**** Exercise data ****
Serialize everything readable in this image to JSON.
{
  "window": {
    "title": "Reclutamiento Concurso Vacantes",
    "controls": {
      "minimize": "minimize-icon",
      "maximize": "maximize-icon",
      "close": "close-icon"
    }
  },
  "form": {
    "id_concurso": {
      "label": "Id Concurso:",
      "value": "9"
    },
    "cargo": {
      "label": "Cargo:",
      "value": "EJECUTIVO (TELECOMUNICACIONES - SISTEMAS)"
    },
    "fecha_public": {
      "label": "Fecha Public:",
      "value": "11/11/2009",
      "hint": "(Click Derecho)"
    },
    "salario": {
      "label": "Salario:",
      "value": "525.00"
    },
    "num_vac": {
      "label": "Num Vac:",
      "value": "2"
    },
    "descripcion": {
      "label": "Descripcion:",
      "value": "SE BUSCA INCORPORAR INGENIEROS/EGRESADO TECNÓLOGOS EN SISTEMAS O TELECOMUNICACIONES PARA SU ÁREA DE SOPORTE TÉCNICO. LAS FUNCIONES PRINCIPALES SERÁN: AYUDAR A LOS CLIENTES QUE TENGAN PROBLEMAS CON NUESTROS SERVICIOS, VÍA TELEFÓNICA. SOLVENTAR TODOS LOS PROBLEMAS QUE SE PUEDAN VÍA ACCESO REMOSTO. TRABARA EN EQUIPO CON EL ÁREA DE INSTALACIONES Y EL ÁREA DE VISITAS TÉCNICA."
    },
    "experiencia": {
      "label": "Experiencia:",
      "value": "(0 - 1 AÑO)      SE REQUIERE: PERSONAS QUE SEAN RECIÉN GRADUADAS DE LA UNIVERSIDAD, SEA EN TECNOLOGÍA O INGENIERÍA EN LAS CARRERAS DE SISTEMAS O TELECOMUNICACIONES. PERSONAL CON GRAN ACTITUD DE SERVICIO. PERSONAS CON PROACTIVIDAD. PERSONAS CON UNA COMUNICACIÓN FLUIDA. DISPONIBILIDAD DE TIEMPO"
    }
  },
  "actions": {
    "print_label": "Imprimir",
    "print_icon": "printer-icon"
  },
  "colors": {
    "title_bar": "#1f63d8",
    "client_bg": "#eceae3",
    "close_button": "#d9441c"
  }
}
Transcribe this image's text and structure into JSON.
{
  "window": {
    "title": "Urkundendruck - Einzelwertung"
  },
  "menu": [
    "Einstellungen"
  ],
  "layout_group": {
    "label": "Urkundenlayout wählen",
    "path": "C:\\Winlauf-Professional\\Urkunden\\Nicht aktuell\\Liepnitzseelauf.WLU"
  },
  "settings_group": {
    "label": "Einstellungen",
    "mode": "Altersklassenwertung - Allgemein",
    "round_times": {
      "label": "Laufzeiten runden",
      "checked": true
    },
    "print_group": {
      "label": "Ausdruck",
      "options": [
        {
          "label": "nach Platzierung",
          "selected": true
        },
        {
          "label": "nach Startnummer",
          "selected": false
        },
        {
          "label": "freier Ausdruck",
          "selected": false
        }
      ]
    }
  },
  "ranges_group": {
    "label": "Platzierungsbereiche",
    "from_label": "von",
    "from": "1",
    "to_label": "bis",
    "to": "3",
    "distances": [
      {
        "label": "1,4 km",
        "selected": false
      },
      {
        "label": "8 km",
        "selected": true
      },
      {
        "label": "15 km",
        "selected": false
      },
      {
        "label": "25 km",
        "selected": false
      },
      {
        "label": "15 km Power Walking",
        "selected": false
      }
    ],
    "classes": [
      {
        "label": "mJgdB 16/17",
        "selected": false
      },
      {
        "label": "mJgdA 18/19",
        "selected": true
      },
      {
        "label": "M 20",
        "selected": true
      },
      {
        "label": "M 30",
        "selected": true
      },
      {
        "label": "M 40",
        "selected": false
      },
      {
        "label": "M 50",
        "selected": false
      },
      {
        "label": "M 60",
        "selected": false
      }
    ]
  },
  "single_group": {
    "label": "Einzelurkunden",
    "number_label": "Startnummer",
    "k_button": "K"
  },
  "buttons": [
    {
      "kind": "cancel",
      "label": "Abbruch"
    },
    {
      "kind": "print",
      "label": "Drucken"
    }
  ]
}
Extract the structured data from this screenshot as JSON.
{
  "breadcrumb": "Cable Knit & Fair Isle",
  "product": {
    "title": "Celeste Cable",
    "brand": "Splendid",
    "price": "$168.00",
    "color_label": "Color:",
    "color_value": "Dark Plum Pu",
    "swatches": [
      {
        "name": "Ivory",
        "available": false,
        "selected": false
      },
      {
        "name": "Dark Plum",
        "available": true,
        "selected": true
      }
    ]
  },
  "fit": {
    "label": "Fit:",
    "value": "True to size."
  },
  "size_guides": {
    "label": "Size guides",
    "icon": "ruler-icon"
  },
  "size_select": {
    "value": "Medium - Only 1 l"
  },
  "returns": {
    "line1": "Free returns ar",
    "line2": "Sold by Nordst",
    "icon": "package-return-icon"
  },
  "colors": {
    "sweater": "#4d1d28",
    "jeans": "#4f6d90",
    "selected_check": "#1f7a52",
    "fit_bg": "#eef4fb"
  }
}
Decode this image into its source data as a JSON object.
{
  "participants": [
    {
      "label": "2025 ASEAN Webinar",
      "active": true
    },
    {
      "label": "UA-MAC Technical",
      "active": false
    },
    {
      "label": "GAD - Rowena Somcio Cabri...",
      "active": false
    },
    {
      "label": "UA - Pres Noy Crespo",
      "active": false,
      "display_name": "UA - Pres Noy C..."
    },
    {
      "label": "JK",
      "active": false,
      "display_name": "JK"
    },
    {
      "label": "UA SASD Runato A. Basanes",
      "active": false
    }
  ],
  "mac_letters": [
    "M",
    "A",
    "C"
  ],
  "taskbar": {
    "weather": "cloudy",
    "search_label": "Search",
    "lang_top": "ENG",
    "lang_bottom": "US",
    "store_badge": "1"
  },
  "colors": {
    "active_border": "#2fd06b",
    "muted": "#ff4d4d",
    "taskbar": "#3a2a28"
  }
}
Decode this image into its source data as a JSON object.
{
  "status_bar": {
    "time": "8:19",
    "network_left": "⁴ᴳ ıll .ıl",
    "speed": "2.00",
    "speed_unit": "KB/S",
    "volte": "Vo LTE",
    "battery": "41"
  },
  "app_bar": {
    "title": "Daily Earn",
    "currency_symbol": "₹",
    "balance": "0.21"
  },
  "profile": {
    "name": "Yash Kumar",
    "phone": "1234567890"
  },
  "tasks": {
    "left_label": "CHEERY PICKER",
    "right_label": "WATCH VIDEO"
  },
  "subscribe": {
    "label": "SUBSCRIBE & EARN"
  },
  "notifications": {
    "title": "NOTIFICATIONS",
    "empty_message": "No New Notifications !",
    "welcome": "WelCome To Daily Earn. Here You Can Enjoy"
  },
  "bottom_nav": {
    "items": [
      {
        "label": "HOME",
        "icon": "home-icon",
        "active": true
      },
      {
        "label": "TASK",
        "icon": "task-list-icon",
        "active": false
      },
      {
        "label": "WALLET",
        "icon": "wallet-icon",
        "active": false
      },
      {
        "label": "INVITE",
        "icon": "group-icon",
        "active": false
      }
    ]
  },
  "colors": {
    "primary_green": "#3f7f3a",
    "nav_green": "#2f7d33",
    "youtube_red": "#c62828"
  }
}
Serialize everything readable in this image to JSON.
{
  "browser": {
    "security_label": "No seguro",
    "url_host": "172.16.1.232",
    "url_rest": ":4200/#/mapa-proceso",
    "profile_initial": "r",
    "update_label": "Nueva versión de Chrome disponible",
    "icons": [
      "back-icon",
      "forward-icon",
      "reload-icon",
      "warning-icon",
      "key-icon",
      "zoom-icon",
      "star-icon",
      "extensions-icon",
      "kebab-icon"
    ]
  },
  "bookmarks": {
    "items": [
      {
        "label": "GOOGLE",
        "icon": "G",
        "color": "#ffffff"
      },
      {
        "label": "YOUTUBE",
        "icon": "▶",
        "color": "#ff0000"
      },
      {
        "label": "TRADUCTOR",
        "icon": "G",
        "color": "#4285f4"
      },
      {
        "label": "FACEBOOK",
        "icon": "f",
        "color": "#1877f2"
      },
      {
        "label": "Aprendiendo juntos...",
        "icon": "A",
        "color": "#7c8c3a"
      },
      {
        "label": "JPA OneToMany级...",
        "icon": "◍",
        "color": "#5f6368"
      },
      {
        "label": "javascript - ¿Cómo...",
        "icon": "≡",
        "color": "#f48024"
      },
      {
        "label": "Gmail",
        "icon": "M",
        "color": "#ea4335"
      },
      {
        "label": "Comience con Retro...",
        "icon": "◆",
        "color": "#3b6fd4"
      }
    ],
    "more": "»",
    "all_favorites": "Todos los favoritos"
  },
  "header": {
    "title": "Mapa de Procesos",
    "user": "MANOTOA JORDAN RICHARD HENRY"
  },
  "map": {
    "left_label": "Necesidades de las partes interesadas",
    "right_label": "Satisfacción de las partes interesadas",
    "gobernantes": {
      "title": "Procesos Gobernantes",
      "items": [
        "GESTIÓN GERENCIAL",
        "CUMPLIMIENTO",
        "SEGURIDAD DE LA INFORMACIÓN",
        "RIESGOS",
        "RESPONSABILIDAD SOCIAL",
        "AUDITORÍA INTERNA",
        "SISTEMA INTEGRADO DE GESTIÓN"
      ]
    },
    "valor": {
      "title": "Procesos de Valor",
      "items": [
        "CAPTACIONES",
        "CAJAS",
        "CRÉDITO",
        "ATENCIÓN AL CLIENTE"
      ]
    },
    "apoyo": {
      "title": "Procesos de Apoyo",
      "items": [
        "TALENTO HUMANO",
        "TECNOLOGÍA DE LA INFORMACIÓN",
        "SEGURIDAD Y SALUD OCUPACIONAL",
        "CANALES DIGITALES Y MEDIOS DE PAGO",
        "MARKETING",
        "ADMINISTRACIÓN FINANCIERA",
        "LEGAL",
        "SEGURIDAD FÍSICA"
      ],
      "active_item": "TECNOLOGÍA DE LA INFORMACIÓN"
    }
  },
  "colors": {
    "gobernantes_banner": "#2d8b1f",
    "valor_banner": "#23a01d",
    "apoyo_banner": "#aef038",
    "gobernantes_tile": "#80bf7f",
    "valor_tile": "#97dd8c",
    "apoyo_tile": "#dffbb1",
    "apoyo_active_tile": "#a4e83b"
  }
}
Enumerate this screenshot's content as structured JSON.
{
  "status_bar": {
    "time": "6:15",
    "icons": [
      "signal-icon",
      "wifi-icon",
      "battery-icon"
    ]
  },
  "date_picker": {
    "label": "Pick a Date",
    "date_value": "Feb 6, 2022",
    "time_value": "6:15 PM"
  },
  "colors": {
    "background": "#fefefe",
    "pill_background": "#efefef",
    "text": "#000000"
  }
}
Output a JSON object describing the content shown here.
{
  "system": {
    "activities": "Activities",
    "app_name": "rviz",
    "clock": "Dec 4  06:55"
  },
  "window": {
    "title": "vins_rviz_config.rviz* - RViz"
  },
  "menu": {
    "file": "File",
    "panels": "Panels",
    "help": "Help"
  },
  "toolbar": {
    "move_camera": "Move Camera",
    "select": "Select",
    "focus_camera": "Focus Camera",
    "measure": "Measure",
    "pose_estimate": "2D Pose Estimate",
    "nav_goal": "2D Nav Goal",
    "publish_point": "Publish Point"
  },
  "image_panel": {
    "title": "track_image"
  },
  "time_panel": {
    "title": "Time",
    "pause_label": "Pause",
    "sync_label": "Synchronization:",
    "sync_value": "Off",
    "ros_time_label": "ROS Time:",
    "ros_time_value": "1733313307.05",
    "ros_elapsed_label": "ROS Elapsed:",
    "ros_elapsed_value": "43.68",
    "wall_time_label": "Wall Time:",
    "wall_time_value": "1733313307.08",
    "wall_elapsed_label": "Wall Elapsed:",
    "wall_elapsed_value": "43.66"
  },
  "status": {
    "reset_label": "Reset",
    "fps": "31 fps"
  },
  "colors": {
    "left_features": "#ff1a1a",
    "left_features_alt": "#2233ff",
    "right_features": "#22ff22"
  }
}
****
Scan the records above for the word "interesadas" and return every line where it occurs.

▶ _Answer box_
    "left_label": "Necesidades de las partes interesadas",
    "right_label": "Satisfacción de las partes interesadas",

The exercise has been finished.